* _WORK TO BE COMPLETED_: From the records below, extract all the text exactly and leave the images behind.

* _SOURCE DATA_:

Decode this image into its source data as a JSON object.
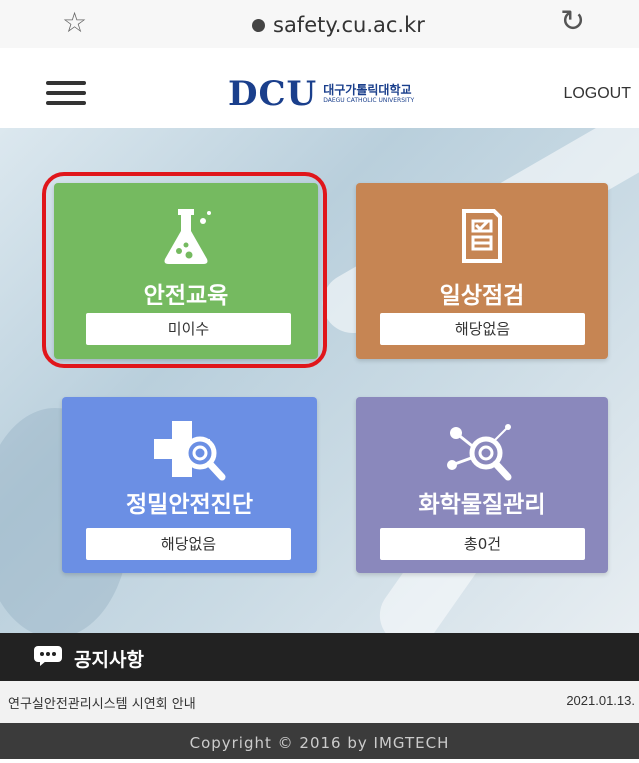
{
  "browser": {
    "url": "safety.cu.ac.kr"
  },
  "header": {
    "logo_mark": "DCU",
    "logo_korean": "대구가톨릭대학교",
    "logo_english": "DAEGU CATHOLIC UNIVERSITY",
    "logout_label": "LOGOUT"
  },
  "tiles": [
    {
      "label": "안전교육",
      "status": "미이수",
      "color": "#75ba60",
      "icon": "flask-icon",
      "highlighted": true
    },
    {
      "label": "일상점검",
      "status": "해당없음",
      "color": "#c68553",
      "icon": "checklist-icon",
      "highlighted": false
    },
    {
      "label": "정밀안전진단",
      "status": "해당없음",
      "color": "#6b8fe4",
      "icon": "cross-magnifier-icon",
      "highlighted": false
    },
    {
      "label": "화학물질관리",
      "status": "총0건",
      "color": "#8a88bc",
      "icon": "molecule-magnifier-icon",
      "highlighted": false
    }
  ],
  "notice": {
    "title": "공지사항",
    "items": [
      {
        "text": "연구실안전관리시스템 시연회 안내",
        "date": "2021.01.13."
      }
    ]
  },
  "footer": {
    "copyright": "Copyright © 2016 by IMGTECH"
  },
  "colors": {
    "highlight": "#e0161b",
    "footer_bg": "#3b3b3b",
    "notice_bg": "#222222"
  }
}
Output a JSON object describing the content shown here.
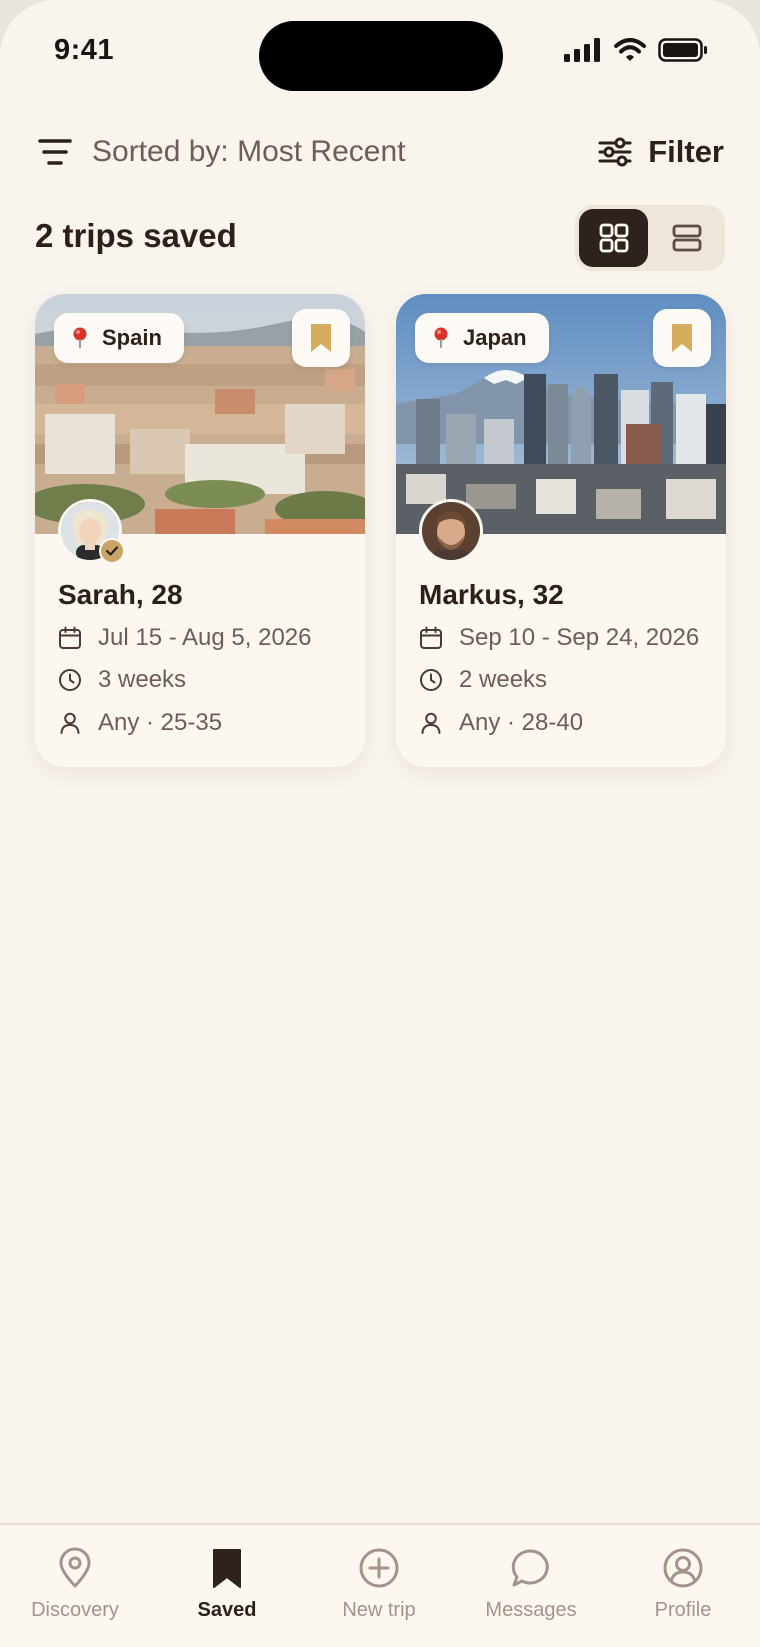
{
  "status_bar": {
    "time": "9:41"
  },
  "toolbar": {
    "sort_label": "Sorted by: Most Recent",
    "filter_label": "Filter"
  },
  "header": {
    "count_title": "2 trips saved",
    "view_modes": [
      "grid",
      "list"
    ],
    "active_view": "grid"
  },
  "trips": [
    {
      "location": "Spain",
      "name_age": "Sarah, 28",
      "dates": "Jul 15 - Aug 5, 2026",
      "duration": "3 weeks",
      "companions": "Any · 25-35",
      "verified": true,
      "saved": true
    },
    {
      "location": "Japan",
      "name_age": "Markus, 32",
      "dates": "Sep 10 - Sep 24, 2026",
      "duration": "2 weeks",
      "companions": "Any · 28-40",
      "verified": false,
      "saved": true
    }
  ],
  "bottom_nav": {
    "active": "Saved",
    "items": [
      {
        "label": "Discovery",
        "icon": "map-pin-icon"
      },
      {
        "label": "Saved",
        "icon": "bookmark-icon"
      },
      {
        "label": "New trip",
        "icon": "plus-circle-icon"
      },
      {
        "label": "Messages",
        "icon": "chat-bubble-icon"
      },
      {
        "label": "Profile",
        "icon": "user-circle-icon"
      }
    ]
  },
  "colors": {
    "background": "#f9f4ed",
    "accent_gold": "#c9a465",
    "text_dark": "#2b211c",
    "text_muted": "#6d5e55"
  }
}
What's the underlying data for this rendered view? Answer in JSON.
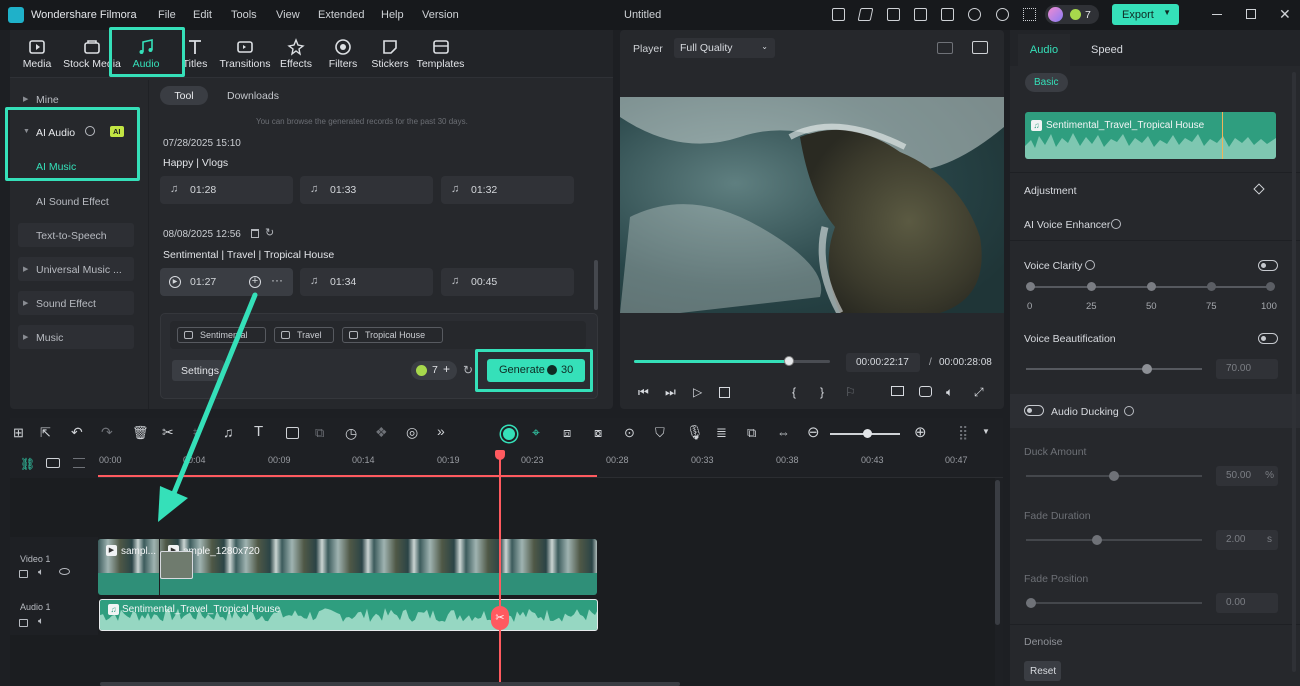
{
  "app": {
    "name": "Wondershare Filmora",
    "doc_title": "Untitled",
    "credits": "7",
    "export_label": "Export"
  },
  "menu": [
    "File",
    "Edit",
    "Tools",
    "View",
    "Extended",
    "Help",
    "Version"
  ],
  "toptabs": [
    "Media",
    "Stock Media",
    "Audio",
    "Titles",
    "Transitions",
    "Effects",
    "Filters",
    "Stickers",
    "Templates"
  ],
  "sidebar": {
    "mine": "Mine",
    "ai_audio": "AI Audio",
    "ai_badge": "AI",
    "ai_music": "AI Music",
    "ai_sound": "AI Sound Effect",
    "tts": "Text-to-Speech",
    "universal": "Universal Music ...",
    "sound_effect": "Sound Effect",
    "music": "Music"
  },
  "subtabs": {
    "tool": "Tool",
    "downloads": "Downloads"
  },
  "notice": "You can browse the generated records for the past 30 days.",
  "group1": {
    "date": "07/28/2025 15:10",
    "title": "Happy | Vlogs",
    "tracks": [
      "01:28",
      "01:33",
      "01:32"
    ]
  },
  "group2": {
    "date": "08/08/2025 12:56",
    "title": "Sentimental | Travel | Tropical House",
    "tracks": [
      "01:27",
      "01:34",
      "00:45"
    ]
  },
  "generator": {
    "tags": [
      "Sentimental",
      "Travel",
      "Tropical House"
    ],
    "settings": "Settings",
    "count": "7",
    "generate": "Generate",
    "cost": "30"
  },
  "player": {
    "label": "Player",
    "quality": "Full Quality",
    "current": "00:00:22:17",
    "sep": "/",
    "total": "00:00:28:08",
    "progress": 0.79
  },
  "right": {
    "tab_audio": "Audio",
    "tab_speed": "Speed",
    "basic": "Basic",
    "clip_name": "Sentimental_Travel_Tropical House",
    "adjustment": "Adjustment",
    "enhancer": "AI Voice Enhancer",
    "voice_clarity": "Voice Clarity",
    "scale": [
      "0",
      "25",
      "50",
      "75",
      "100"
    ],
    "beautification": "Voice Beautification",
    "beautification_value": "70.00",
    "ducking": "Audio Ducking",
    "duck_amount": "Duck Amount",
    "duck_value": "50.00",
    "duck_unit": "%",
    "fade_duration": "Fade Duration",
    "fade_duration_value": "2.00",
    "fade_unit": "s",
    "fade_position": "Fade Position",
    "fade_position_value": "0.00",
    "denoise": "Denoise",
    "reset": "Reset"
  },
  "timeline": {
    "ruler": [
      "00:00",
      "00:04",
      "00:09",
      "00:14",
      "00:19",
      "00:23",
      "00:28",
      "00:33",
      "00:38",
      "00:43",
      "00:47"
    ],
    "video_track": "Video 1",
    "audio_track": "Audio 1",
    "clip1": "sampl...",
    "clip2": "ample_1280x720",
    "audio_clip": "Sentimental_Travel_Tropical House"
  },
  "colors": {
    "accent": "#35e0b9",
    "playhead": "#ff5a5f",
    "audio_clip": "#2f9e7f"
  }
}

* _REPLY TO THE EXERCISE_:
Decode this image into its source data as a JSON object.
{
  "browser": {
    "url": "safety.cu.ac.kr"
  },
  "header": {
    "logo_mark": "DCU",
    "logo_korean": "대구가톨릭대학교",
    "logo_english": "DAEGU CATHOLIC UNIVERSITY",
    "logout_label": "LOGOUT"
  },
  "tiles": [
    {
      "label": "안전교육",
      "status": "미이수",
      "color": "#75ba60",
      "icon": "flask-icon",
      "highlighted": true
    },
    {
      "label": "일상점검",
      "status": "해당없음",
      "color": "#c68553",
      "icon": "checklist-icon",
      "highlighted": false
    },
    {
      "label": "정밀안전진단",
      "status": "해당없음",
      "color": "#6b8fe4",
      "icon": "cross-magnifier-icon",
      "highlighted": false
    },
    {
      "label": "화학물질관리",
      "status": "총0건",
      "color": "#8a88bc",
      "icon": "molecule-magnifier-icon",
      "highlighted": false
    }
  ],
  "notice": {
    "title": "공지사항",
    "items": [
      {
        "text": "연구실안전관리시스템 시연회 안내",
        "date": "2021.01.13."
      }
    ]
  },
  "footer": {
    "copyright": "Copyright © 2016 by IMGTECH"
  },
  "colors": {
    "highlight": "#e0161b",
    "footer_bg": "#3b3b3b",
    "notice_bg": "#222222"
  }
}
Output a JSON object describing the content shown here.
{
  "status_bar": {
    "time": "9:41"
  },
  "toolbar": {
    "sort_label": "Sorted by: Most Recent",
    "filter_label": "Filter"
  },
  "header": {
    "count_title": "2 trips saved",
    "view_modes": [
      "grid",
      "list"
    ],
    "active_view": "grid"
  },
  "trips": [
    {
      "location": "Spain",
      "name_age": "Sarah, 28",
      "dates": "Jul 15 - Aug 5, 2026",
      "duration": "3 weeks",
      "companions": "Any · 25-35",
      "verified": true,
      "saved": true
    },
    {
      "location": "Japan",
      "name_age": "Markus, 32",
      "dates": "Sep 10 - Sep 24, 2026",
      "duration": "2 weeks",
      "companions": "Any · 28-40",
      "verified": false,
      "saved": true
    }
  ],
  "bottom_nav": {
    "active": "Saved",
    "items": [
      {
        "label": "Discovery",
        "icon": "map-pin-icon"
      },
      {
        "label": "Saved",
        "icon": "bookmark-icon"
      },
      {
        "label": "New trip",
        "icon": "plus-circle-icon"
      },
      {
        "label": "Messages",
        "icon": "chat-bubble-icon"
      },
      {
        "label": "Profile",
        "icon": "user-circle-icon"
      }
    ]
  },
  "colors": {
    "background": "#f9f4ed",
    "accent_gold": "#c9a465",
    "text_dark": "#2b211c",
    "text_muted": "#6d5e55"
  }
}
What's the underlying data for this rendered view? Answer in JSON.
{
  "app": {
    "name": "Wondershare Filmora",
    "doc_title": "Untitled",
    "credits": "7",
    "export_label": "Export"
  },
  "menu": [
    "File",
    "Edit",
    "Tools",
    "View",
    "Extended",
    "Help",
    "Version"
  ],
  "toptabs": [
    "Media",
    "Stock Media",
    "Audio",
    "Titles",
    "Transitions",
    "Effects",
    "Filters",
    "Stickers",
    "Templates"
  ],
  "sidebar": {
    "mine": "Mine",
    "ai_audio": "AI Audio",
    "ai_badge": "AI",
    "ai_music": "AI Music",
    "ai_sound": "AI Sound Effect",
    "tts": "Text-to-Speech",
    "universal": "Universal Music ...",
    "sound_effect": "Sound Effect",
    "music": "Music"
  },
  "subtabs": {
    "tool": "Tool",
    "downloads": "Downloads"
  },
  "notice": "You can browse the generated records for the past 30 days.",
  "group1": {
    "date": "07/28/2025 15:10",
    "title": "Happy | Vlogs",
    "tracks": [
      "01:28",
      "01:33",
      "01:32"
    ]
  },
  "group2": {
    "date": "08/08/2025 12:56",
    "title": "Sentimental | Travel | Tropical House",
    "tracks": [
      "01:27",
      "01:34",
      "00:45"
    ]
  },
  "generator": {
    "tags": [
      "Sentimental",
      "Travel",
      "Tropical House"
    ],
    "settings": "Settings",
    "count": "7",
    "generate": "Generate",
    "cost": "30"
  },
  "player": {
    "label": "Player",
    "quality": "Full Quality",
    "current": "00:00:22:17",
    "sep": "/",
    "total": "00:00:28:08",
    "progress": 0.79
  },
  "right": {
    "tab_audio": "Audio",
    "tab_speed": "Speed",
    "basic": "Basic",
    "clip_name": "Sentimental_Travel_Tropical House",
    "adjustment": "Adjustment",
    "enhancer": "AI Voice Enhancer",
    "voice_clarity": "Voice Clarity",
    "scale": [
      "0",
      "25",
      "50",
      "75",
      "100"
    ],
    "beautification": "Voice Beautification",
    "beautification_value": "70.00",
    "ducking": "Audio Ducking",
    "duck_amount": "Duck Amount",
    "duck_value": "50.00",
    "duck_unit": "%",
    "fade_duration": "Fade Duration",
    "fade_duration_value": "2.00",
    "fade_unit": "s",
    "fade_position": "Fade Position",
    "fade_position_value": "0.00",
    "denoise": "Denoise",
    "reset": "Reset"
  },
  "timeline": {
    "ruler": [
      "00:00",
      "00:04",
      "00:09",
      "00:14",
      "00:19",
      "00:23",
      "00:28",
      "00:33",
      "00:38",
      "00:43",
      "00:47"
    ],
    "video_track": "Video 1",
    "audio_track": "Audio 1",
    "clip1": "sampl...",
    "clip2": "ample_1280x720",
    "audio_clip": "Sentimental_Travel_Tropical House"
  },
  "colors": {
    "accent": "#35e0b9",
    "playhead": "#ff5a5f",
    "audio_clip": "#2f9e7f"
  }
}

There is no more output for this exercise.